Posted 5/7/13 at 8:55 PM | Wayne Nall Jr |
I've been reading Eric Metaxas' masterful biography of William Wilberforce, Amazing Grace. Wilberforce was the late 18th century/early 19th century British Member of Parliament who almost single-handedly brought an end to the British slave trade. As a Christian MP, he devoted his life to this cause, and pursued it doggedly for almost twenty years until the abolition of the pernicious trade in 1807. During those years, he actually feared for his life on a number of occasions as those who opposed him and other abolitionists would go to no end to defend something that was actually indefensible. Wilberforce and others courageously exposed the evils of the slave trade year after year. They shined a light before the British public on the stomach-crawling conditions that the Africans were subjected to on the Middle Passage between Africa and the West Indies, as well as the horrific conditions that West Indian slaves were subjected to which actually made American slavery seem tame in comparison. FULL POST
Posted 4/28/13 at 4:42 PM | Wayne Nall Jr |
I recently came across a short essay that Theodore Roosevelt wrote about Abraham Lincoln while Roosevelt was still president. He wrote these words when "politician" and "statesman" were synonymous and when neither word carried an onerous connotation. Below are excerpts from this essay with my comments following:

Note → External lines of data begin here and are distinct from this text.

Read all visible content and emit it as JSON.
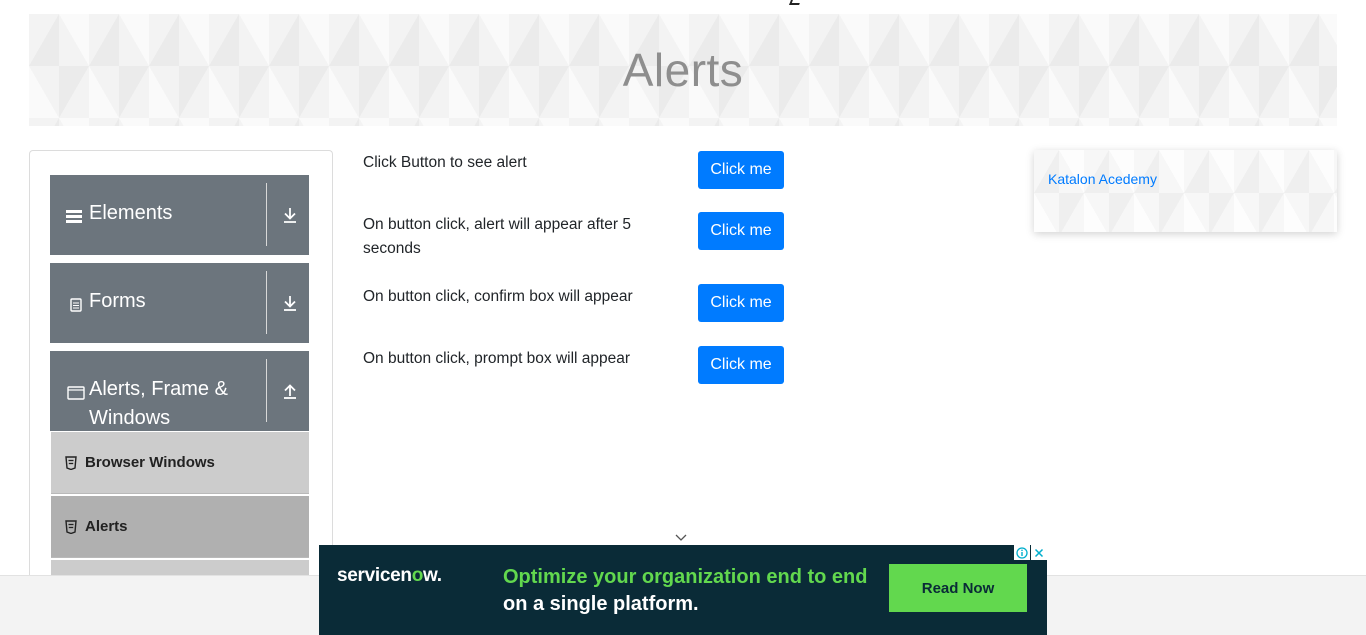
{
  "banner": {
    "title": "Alerts"
  },
  "sidebar": {
    "groups": [
      {
        "label": "Elements",
        "icon": "hamburger-icon",
        "arrow": "download-arrow-icon"
      },
      {
        "label": "Forms",
        "icon": "document-icon",
        "arrow": "download-arrow-icon"
      },
      {
        "label": "Alerts, Frame & Windows",
        "label_line1": "Alerts, Frame &",
        "label_line2": "Windows",
        "icon": "window-icon",
        "arrow": "upload-arrow-icon"
      }
    ],
    "items": [
      {
        "label": "Browser Windows",
        "icon": "html5-icon",
        "bg": "#cccccc"
      },
      {
        "label": "Alerts",
        "icon": "html5-icon",
        "bg": "#b0b0b0"
      }
    ]
  },
  "alerts": [
    {
      "text": "Click Button to see alert",
      "button": "Click me"
    },
    {
      "text": "On button click, alert will appear after 5 seconds",
      "button": "Click me"
    },
    {
      "text": "On button click, confirm box will appear",
      "button": "Click me"
    },
    {
      "text": "On button click, prompt box will appear",
      "button": "Click me"
    }
  ],
  "right_card": {
    "link": "Katalon Acedemy"
  },
  "ad": {
    "logo_prefix": "servicen",
    "logo_dot": "o",
    "logo_suffix": "w.",
    "headline_green": "Optimize your organization end to end",
    "headline_white": " on a single platform.",
    "cta": "Read Now",
    "choices_icon": "ad-choices-icon",
    "close_icon": "close-icon"
  },
  "colors": {
    "primary": "#007bff",
    "sidebar_group": "#6c757d",
    "ad_bg": "#0a2b37",
    "ad_accent": "#62d84e"
  }
}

"...Lincoln's deeds and words, are not only of consuming interest to the historian, but should be intimately known to every man engaged in the hard practical work of American political life. It is difficult to overstate how much it means to a nation to have as the two foremost figures in its history men like Washington and Lincoln. It is good for every man in any way concerned in public life to feel that the highest ambition any American can possibly have will be gratified just in proportion as he raises himself toward the standards set by these two men...Such a study of Lincoln's life will enable us to avoid the twin gulfs of immorality and inefficiency--the gulfs which always lie one on each side of the careers alike of man and of nation. It helps nothing to have avoided one if shipwreck is encountered in the other. The fanatic, the well-meaning moralist of unbalanced mind, the parlor critic who condemns others but has no power himself to do good and but little power to do ill--all these were as alien to Lincoln as the vicious and unpatriotic themselves. His life teaches our people that they must act with wisdom, because otherwise adherence to right will be mere sound and fury without substance; and that they must also act high-mindedly, or else what seems to be wisdom will in the end turn out to be the most destructive kind of folly. Throughout his entire life, and especially after he rose to leadership in his party, Lincoln was stirred to his depths by the sense of fealty to a lofty ideal; but throughout his entire life, he also accepted human nature as it is, and worked with keen, practical good sense to achieve results with the instruments at hand. It is impossible to conceive of a man farther removed from baseness, farther removed from corruption, from mere self-seeking; but it is also impossible to conceive of a man of more sane and healthy mind--a man less under the influence of that fantastic and diseased morality (so fantastic and diseased as to be in reality profoundly immoral) which makes a man in this work-a-day world refuse to do what is possible because he cannot accomplish the impossible...